"Another editor. That thing behind his ear is his pencil. Whenever he finds a bright thing in your manuscript he strikes it out with that. That does him good, and makes him smile and show his teeth, the way he is doing in the picture. This one has just been striking out a smart thing, and now he is sitting there with his thumbs in his vest-holes, gloating. They are full of envy and malice, editors are."

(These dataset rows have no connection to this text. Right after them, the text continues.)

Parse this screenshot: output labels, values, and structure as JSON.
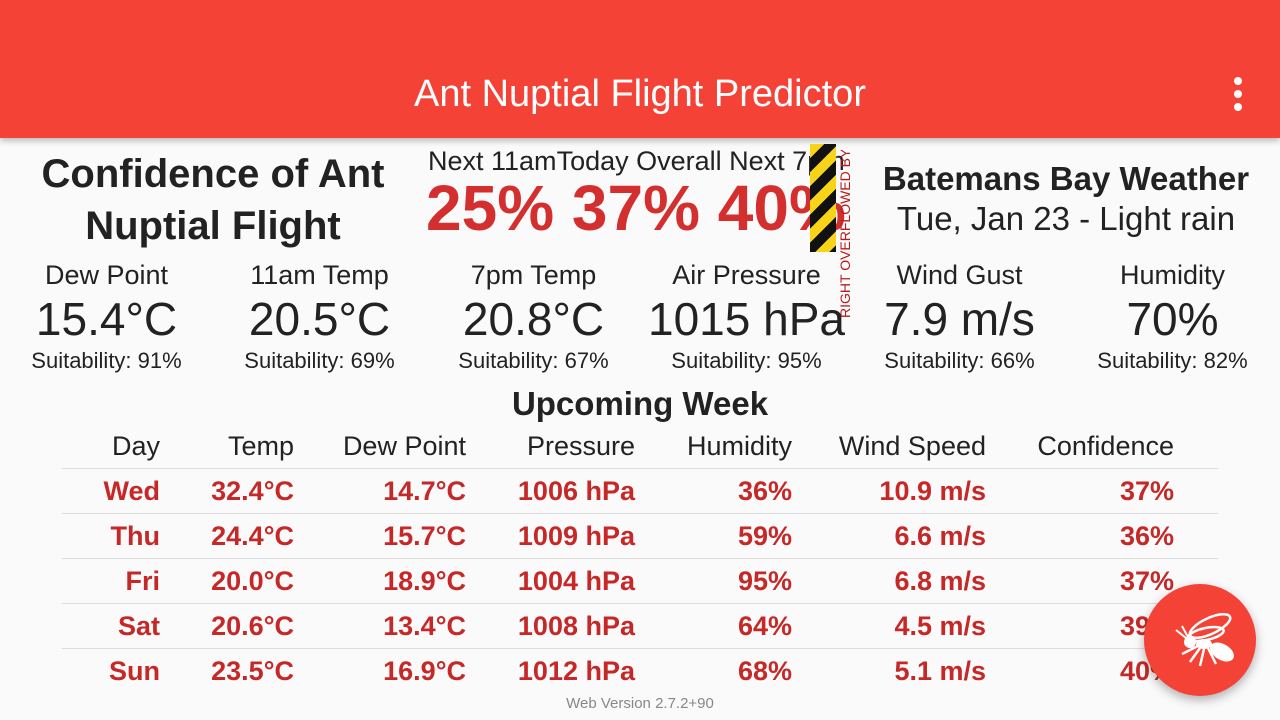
{
  "app_bar": {
    "title": "Ant Nuptial Flight Predictor",
    "menu_icon": "more-vert-icon"
  },
  "confidence": {
    "title": "Confidence of Ant Nuptial Flight",
    "labels": [
      "Next 11am",
      "Today Overall",
      "Next 7pm"
    ],
    "values": [
      "25%",
      "37%",
      "40%"
    ],
    "overflow_notice": "RIGHT OVERFLOWED BY 7..."
  },
  "weather": {
    "location": "Batemans Bay Weather",
    "date_condition": "Tue, Jan 23 - Light rain"
  },
  "metrics": [
    {
      "name": "Dew Point",
      "value": "15.4°C",
      "suitability": "Suitability: 91%"
    },
    {
      "name": "11am Temp",
      "value": "20.5°C",
      "suitability": "Suitability: 69%"
    },
    {
      "name": "7pm Temp",
      "value": "20.8°C",
      "suitability": "Suitability: 67%"
    },
    {
      "name": "Air Pressure",
      "value": "1015 hPa",
      "suitability": "Suitability: 95%"
    },
    {
      "name": "Wind Gust",
      "value": "7.9 m/s",
      "suitability": "Suitability: 66%"
    },
    {
      "name": "Humidity",
      "value": "70%",
      "suitability": "Suitability: 82%"
    }
  ],
  "week": {
    "title": "Upcoming Week",
    "columns": [
      "Day",
      "Temp",
      "Dew Point",
      "Pressure",
      "Humidity",
      "Wind Speed",
      "Confidence"
    ],
    "rows": [
      [
        "Wed",
        "32.4°C",
        "14.7°C",
        "1006 hPa",
        "36%",
        "10.9 m/s",
        "37%"
      ],
      [
        "Thu",
        "24.4°C",
        "15.7°C",
        "1009 hPa",
        "59%",
        "6.6 m/s",
        "36%"
      ],
      [
        "Fri",
        "20.0°C",
        "18.9°C",
        "1004 hPa",
        "95%",
        "6.8 m/s",
        "37%"
      ],
      [
        "Sat",
        "20.6°C",
        "13.4°C",
        "1008 hPa",
        "64%",
        "4.5 m/s",
        "39%"
      ],
      [
        "Sun",
        "23.5°C",
        "16.9°C",
        "1012 hPa",
        "68%",
        "5.1 m/s",
        "40%"
      ]
    ]
  },
  "footer": {
    "version": "Web Version 2.7.2+90"
  },
  "fab": {
    "icon": "ant-icon"
  },
  "colors": {
    "primary": "#f44336",
    "accent_text": "#d32f2f"
  }
}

—from “How to Make History Dates Stick,” an essay written by Twain in 1899, not published until after his death in Harper’s Monthly Magazine in December 1914. The essay was about using pictures as memory devices.